Instructions for the task => Omit any pictures, and restate word for word only the lines from the one with "Serialize everything readable" through the end of the data below.

[Dataset rows describing interfaces]
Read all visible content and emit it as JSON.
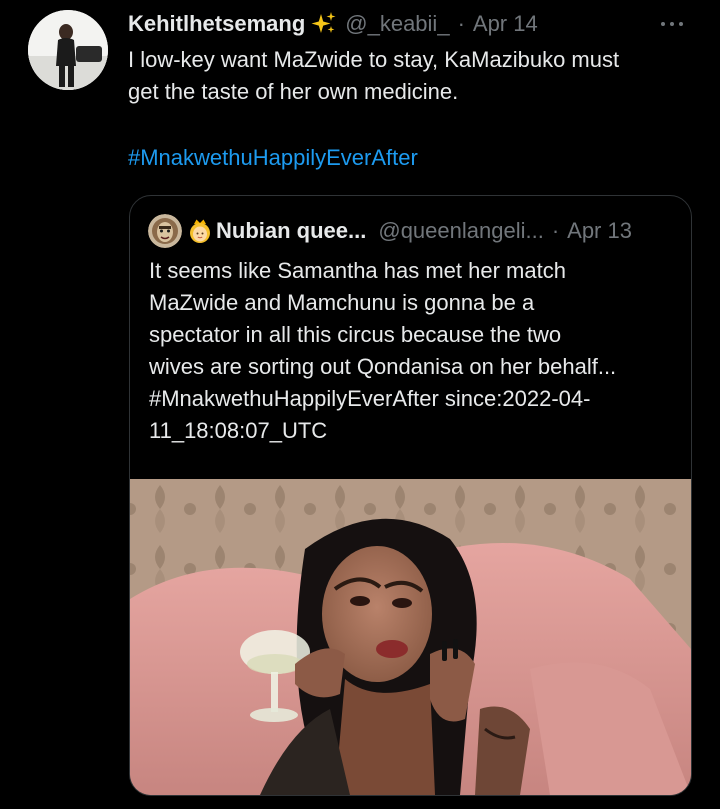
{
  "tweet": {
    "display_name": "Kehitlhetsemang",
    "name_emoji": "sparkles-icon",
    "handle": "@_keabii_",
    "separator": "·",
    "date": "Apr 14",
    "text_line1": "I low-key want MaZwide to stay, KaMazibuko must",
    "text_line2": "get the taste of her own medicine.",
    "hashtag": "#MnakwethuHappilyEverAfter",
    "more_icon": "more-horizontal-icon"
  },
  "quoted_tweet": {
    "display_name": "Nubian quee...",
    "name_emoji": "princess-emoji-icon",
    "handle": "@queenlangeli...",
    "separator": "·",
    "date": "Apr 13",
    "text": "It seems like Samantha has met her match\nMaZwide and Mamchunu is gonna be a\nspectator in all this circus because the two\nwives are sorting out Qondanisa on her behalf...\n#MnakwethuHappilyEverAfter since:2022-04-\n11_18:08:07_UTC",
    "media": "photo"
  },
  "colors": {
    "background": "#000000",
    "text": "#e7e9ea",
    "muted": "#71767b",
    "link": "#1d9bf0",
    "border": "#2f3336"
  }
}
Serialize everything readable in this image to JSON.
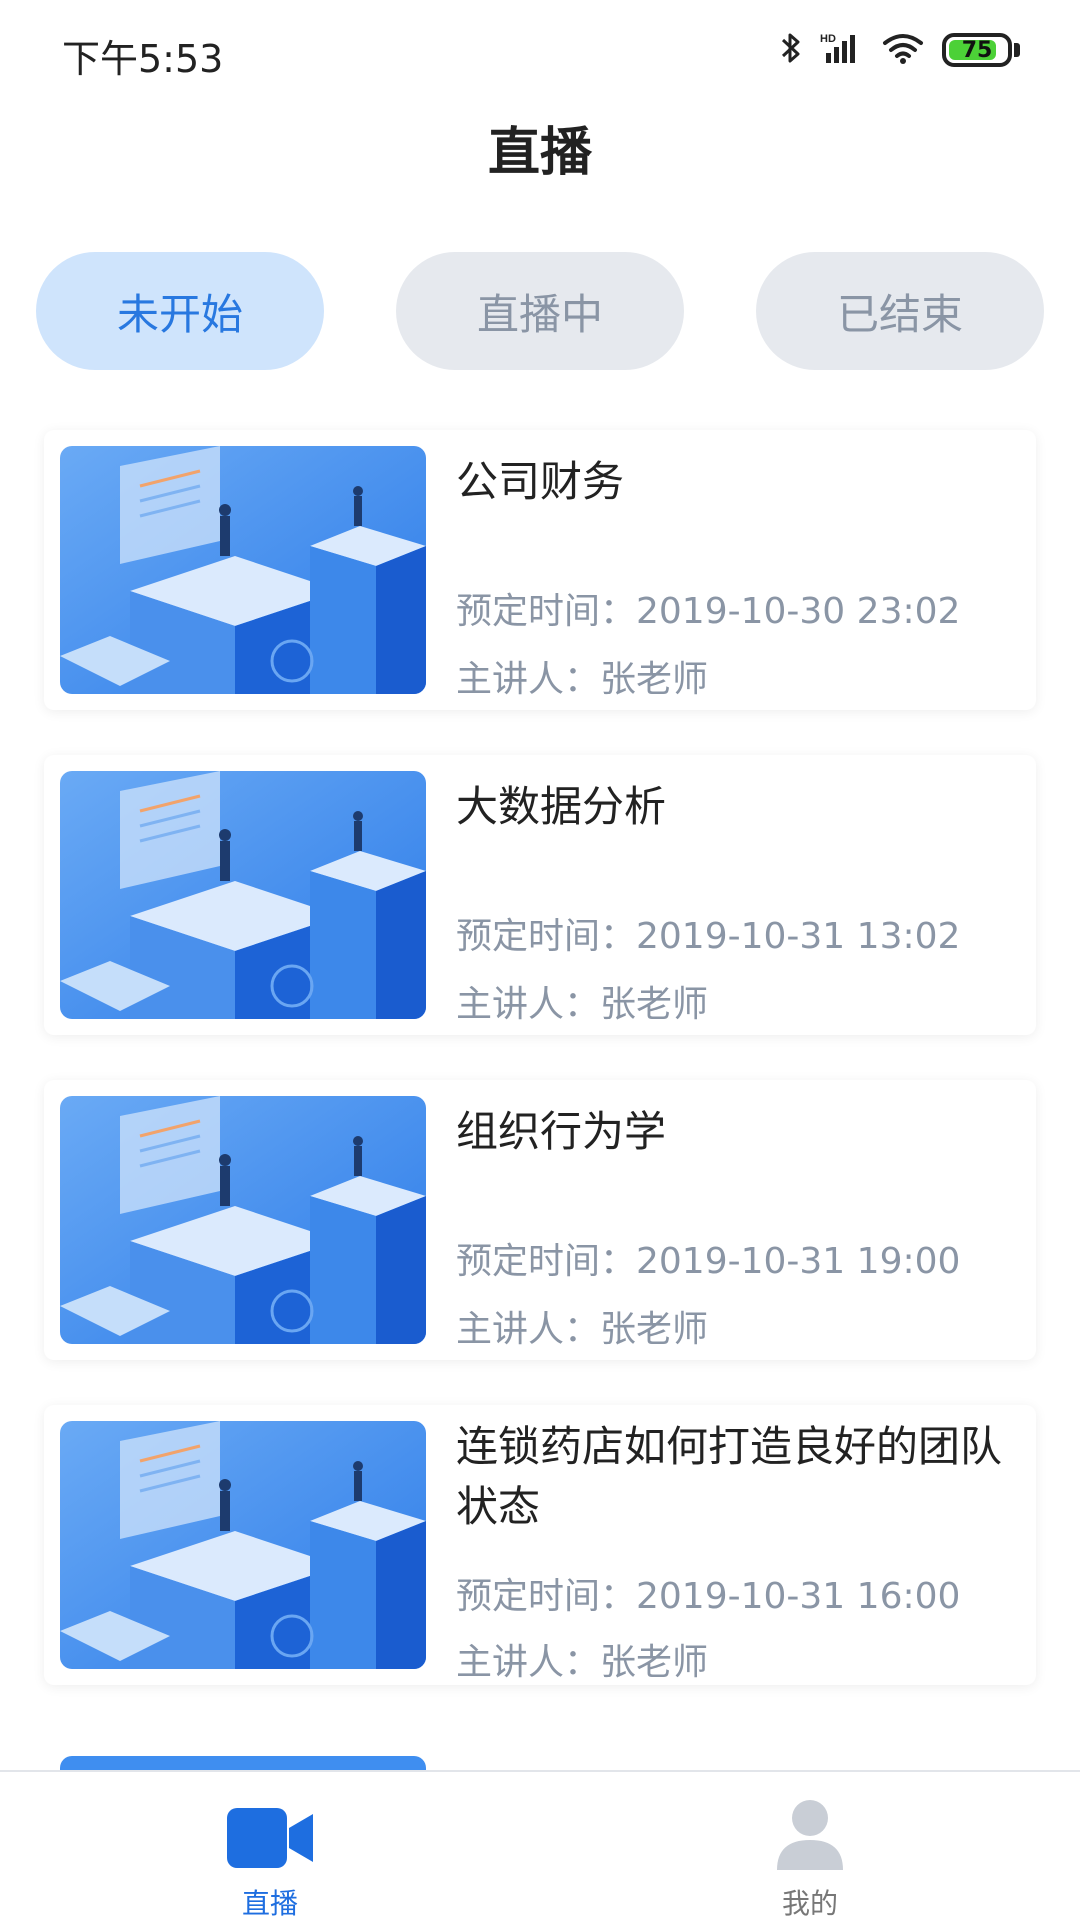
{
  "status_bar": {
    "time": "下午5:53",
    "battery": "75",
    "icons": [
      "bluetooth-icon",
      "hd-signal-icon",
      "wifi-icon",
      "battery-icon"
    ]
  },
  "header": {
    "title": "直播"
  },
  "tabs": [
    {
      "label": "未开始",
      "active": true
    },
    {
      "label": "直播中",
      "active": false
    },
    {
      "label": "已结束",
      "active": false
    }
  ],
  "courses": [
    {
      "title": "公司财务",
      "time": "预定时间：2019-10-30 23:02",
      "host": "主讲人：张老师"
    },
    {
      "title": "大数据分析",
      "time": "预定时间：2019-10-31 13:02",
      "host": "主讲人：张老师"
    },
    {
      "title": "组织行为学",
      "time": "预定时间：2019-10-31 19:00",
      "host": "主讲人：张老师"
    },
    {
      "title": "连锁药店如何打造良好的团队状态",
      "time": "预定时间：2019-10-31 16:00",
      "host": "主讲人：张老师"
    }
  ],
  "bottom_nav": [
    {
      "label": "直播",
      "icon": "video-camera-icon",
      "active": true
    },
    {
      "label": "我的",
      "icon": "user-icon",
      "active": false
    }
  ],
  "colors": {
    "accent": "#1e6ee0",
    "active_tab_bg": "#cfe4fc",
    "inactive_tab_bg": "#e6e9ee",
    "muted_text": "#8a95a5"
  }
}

Written solution =>
Serialize everything readable in this image to JSON.
{
  "status_bar": {
    "time": "下午5:53",
    "battery": "75",
    "icons": [
      "bluetooth-icon",
      "hd-signal-icon",
      "wifi-icon",
      "battery-icon"
    ]
  },
  "header": {
    "title": "直播"
  },
  "tabs": [
    {
      "label": "未开始",
      "active": true
    },
    {
      "label": "直播中",
      "active": false
    },
    {
      "label": "已结束",
      "active": false
    }
  ],
  "courses": [
    {
      "title": "公司财务",
      "time": "预定时间：2019-10-30 23:02",
      "host": "主讲人：张老师"
    },
    {
      "title": "大数据分析",
      "time": "预定时间：2019-10-31 13:02",
      "host": "主讲人：张老师"
    },
    {
      "title": "组织行为学",
      "time": "预定时间：2019-10-31 19:00",
      "host": "主讲人：张老师"
    },
    {
      "title": "连锁药店如何打造良好的团队状态",
      "time": "预定时间：2019-10-31 16:00",
      "host": "主讲人：张老师"
    }
  ],
  "bottom_nav": [
    {
      "label": "直播",
      "icon": "video-camera-icon",
      "active": true
    },
    {
      "label": "我的",
      "icon": "user-icon",
      "active": false
    }
  ],
  "colors": {
    "accent": "#1e6ee0",
    "active_tab_bg": "#cfe4fc",
    "inactive_tab_bg": "#e6e9ee",
    "muted_text": "#8a95a5"
  }
}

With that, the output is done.